Entries from a dataset of interfaces
──────────────────────────────

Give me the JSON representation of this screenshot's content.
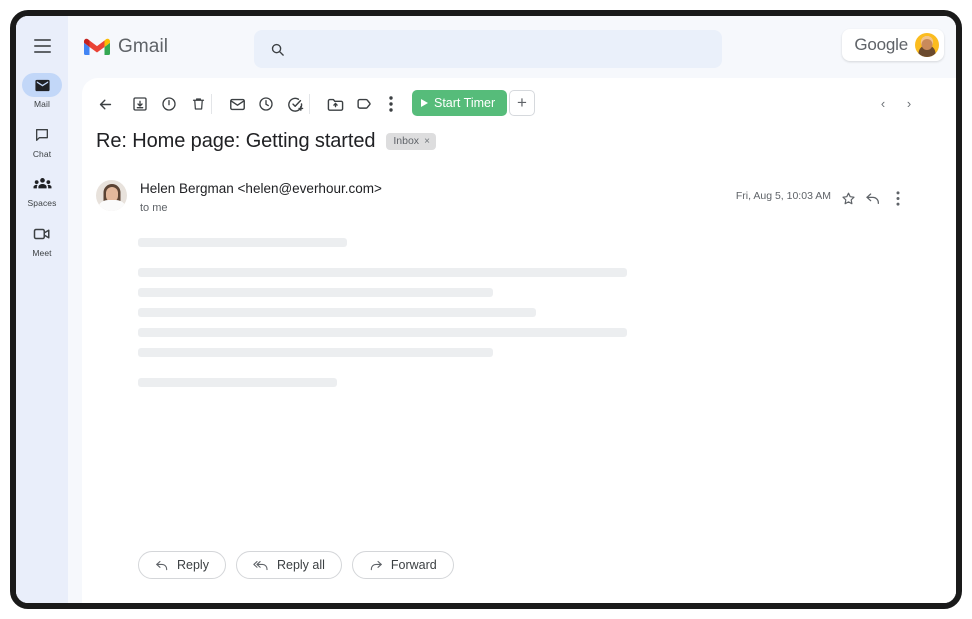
{
  "app": {
    "brand": "Gmail",
    "google_label": "Google"
  },
  "search": {
    "value": "",
    "placeholder": ""
  },
  "rail": {
    "menu_icon": "hamburger-menu-icon",
    "items": [
      {
        "label": "Mail",
        "icon": "mail-icon",
        "active": true
      },
      {
        "label": "Chat",
        "icon": "chat-icon",
        "active": false
      },
      {
        "label": "Spaces",
        "icon": "spaces-icon",
        "active": false
      },
      {
        "label": "Meet",
        "icon": "meet-icon",
        "active": false
      }
    ]
  },
  "toolbar": {
    "icons": [
      {
        "name": "back-icon",
        "title": "Back"
      },
      {
        "name": "archive-icon",
        "title": "Archive"
      },
      {
        "name": "report-spam-icon",
        "title": "Report spam"
      },
      {
        "name": "delete-icon",
        "title": "Delete"
      },
      {
        "name": "mark-unread-icon",
        "title": "Mark as unread"
      },
      {
        "name": "snooze-icon",
        "title": "Snooze"
      },
      {
        "name": "add-to-tasks-icon",
        "title": "Add to tasks"
      },
      {
        "name": "move-to-icon",
        "title": "Move to"
      },
      {
        "name": "labels-icon",
        "title": "Labels"
      },
      {
        "name": "more-options-icon",
        "title": "More"
      }
    ],
    "start_timer_label": "Start Timer",
    "start_timer_color": "#56bc7a",
    "add_timer_label": "+",
    "prev_label": "‹",
    "next_label": "›"
  },
  "message": {
    "subject": "Re: Home page: Getting started",
    "label_chip": "Inbox",
    "label_chip_close": "×",
    "sender": "Helen Bergman <helen@everhour.com>",
    "recipient": "to me",
    "date": "Fri, Aug 5, 10:03 AM",
    "star_icon": "star-icon",
    "reply_icon": "reply-icon",
    "more_icon": "more-options-icon",
    "body_placeholder_widths": [
      209,
      489,
      355,
      398,
      489,
      355,
      199
    ]
  },
  "actions": {
    "reply": "Reply",
    "reply_all": "Reply all",
    "forward": "Forward"
  }
}
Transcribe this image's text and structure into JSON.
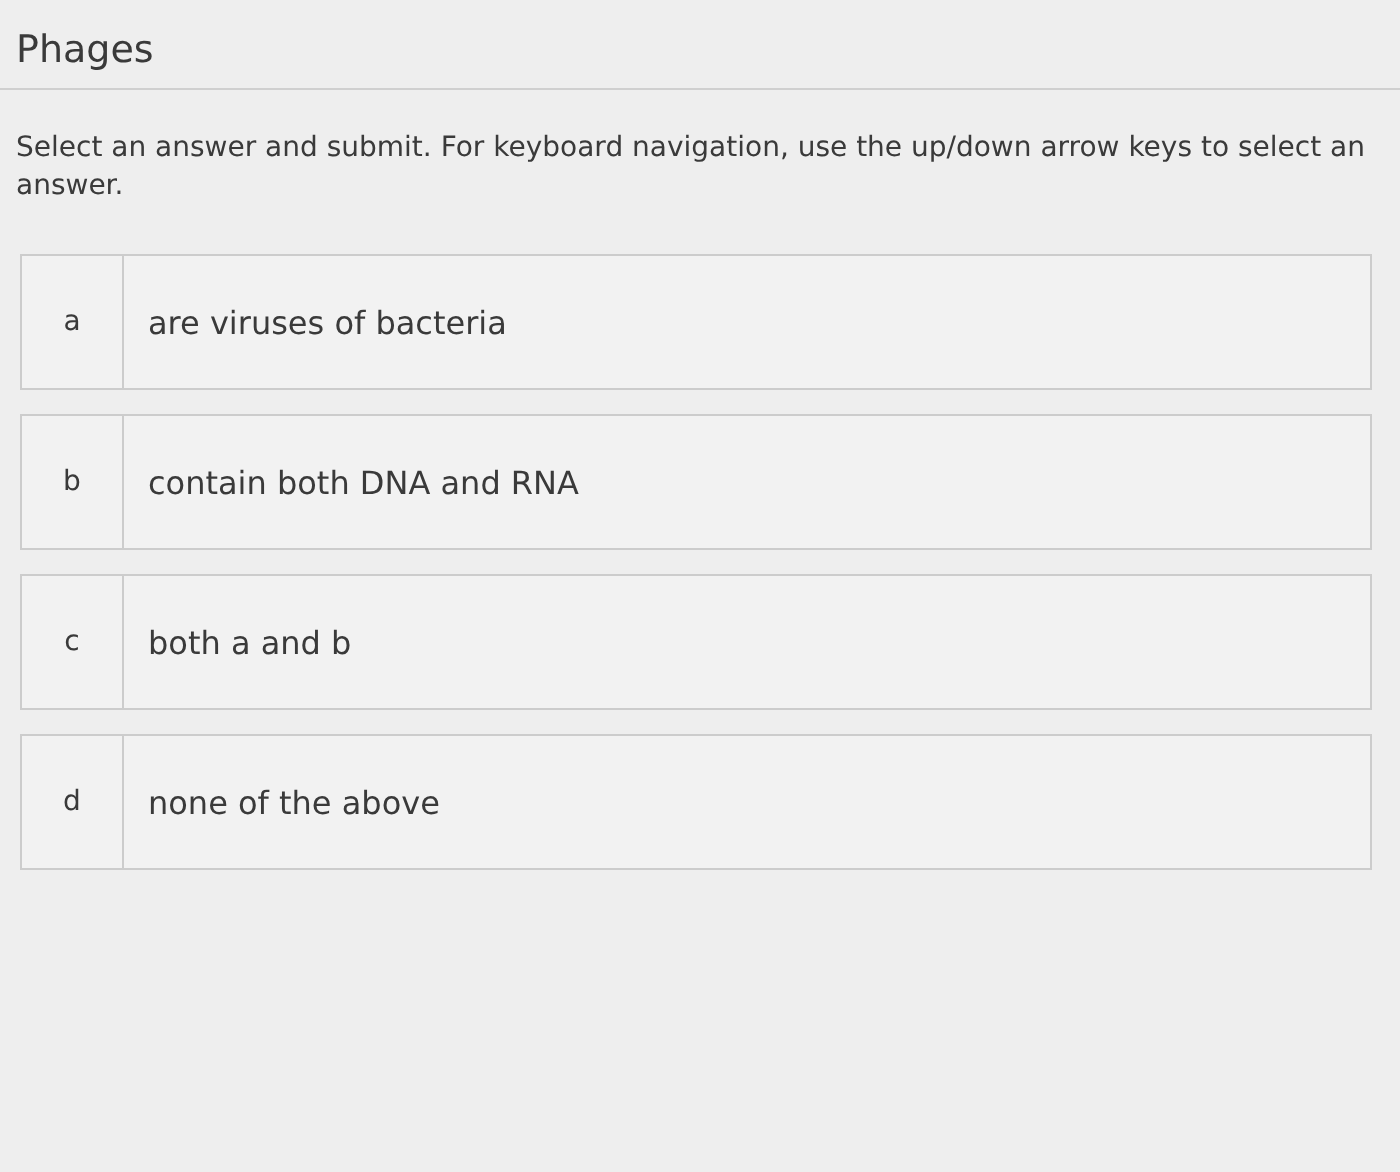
{
  "title": "Phages",
  "instructions": "Select an answer and submit. For keyboard navigation, use the up/down arrow keys to select an answer.",
  "options": [
    {
      "letter": "a",
      "text": "are viruses of bacteria",
      "selected": false
    },
    {
      "letter": "b",
      "text": "contain both DNA and RNA",
      "selected": false
    },
    {
      "letter": "c",
      "text": "both a and b",
      "selected": false
    },
    {
      "letter": "d",
      "text": "none of the above",
      "selected": false
    }
  ]
}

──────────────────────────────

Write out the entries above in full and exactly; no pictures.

Response below
Give me the JSON representation of this screenshot's content.
{
  "app": {
    "brand": "Gmail",
    "google_label": "Google"
  },
  "search": {
    "value": "",
    "placeholder": ""
  },
  "rail": {
    "menu_icon": "hamburger-menu-icon",
    "items": [
      {
        "label": "Mail",
        "icon": "mail-icon",
        "active": true
      },
      {
        "label": "Chat",
        "icon": "chat-icon",
        "active": false
      },
      {
        "label": "Spaces",
        "icon": "spaces-icon",
        "active": false
      },
      {
        "label": "Meet",
        "icon": "meet-icon",
        "active": false
      }
    ]
  },
  "toolbar": {
    "icons": [
      {
        "name": "back-icon",
        "title": "Back"
      },
      {
        "name": "archive-icon",
        "title": "Archive"
      },
      {
        "name": "report-spam-icon",
        "title": "Report spam"
      },
      {
        "name": "delete-icon",
        "title": "Delete"
      },
      {
        "name": "mark-unread-icon",
        "title": "Mark as unread"
      },
      {
        "name": "snooze-icon",
        "title": "Snooze"
      },
      {
        "name": "add-to-tasks-icon",
        "title": "Add to tasks"
      },
      {
        "name": "move-to-icon",
        "title": "Move to"
      },
      {
        "name": "labels-icon",
        "title": "Labels"
      },
      {
        "name": "more-options-icon",
        "title": "More"
      }
    ],
    "start_timer_label": "Start Timer",
    "start_timer_color": "#56bc7a",
    "add_timer_label": "+",
    "prev_label": "‹",
    "next_label": "›"
  },
  "message": {
    "subject": "Re: Home page: Getting started",
    "label_chip": "Inbox",
    "label_chip_close": "×",
    "sender": "Helen Bergman <helen@everhour.com>",
    "recipient": "to me",
    "date": "Fri, Aug 5, 10:03 AM",
    "star_icon": "star-icon",
    "reply_icon": "reply-icon",
    "more_icon": "more-options-icon",
    "body_placeholder_widths": [
      209,
      489,
      355,
      398,
      489,
      355,
      199
    ]
  },
  "actions": {
    "reply": "Reply",
    "reply_all": "Reply all",
    "forward": "Forward"
  }
}
Transcribe this image's text and structure into JSON.
{
  "title": "Phages",
  "instructions": "Select an answer and submit. For keyboard navigation, use the up/down arrow keys to select an answer.",
  "options": [
    {
      "letter": "a",
      "text": "are viruses of bacteria",
      "selected": false
    },
    {
      "letter": "b",
      "text": "contain both DNA and RNA",
      "selected": false
    },
    {
      "letter": "c",
      "text": "both a and b",
      "selected": false
    },
    {
      "letter": "d",
      "text": "none of the above",
      "selected": false
    }
  ]
}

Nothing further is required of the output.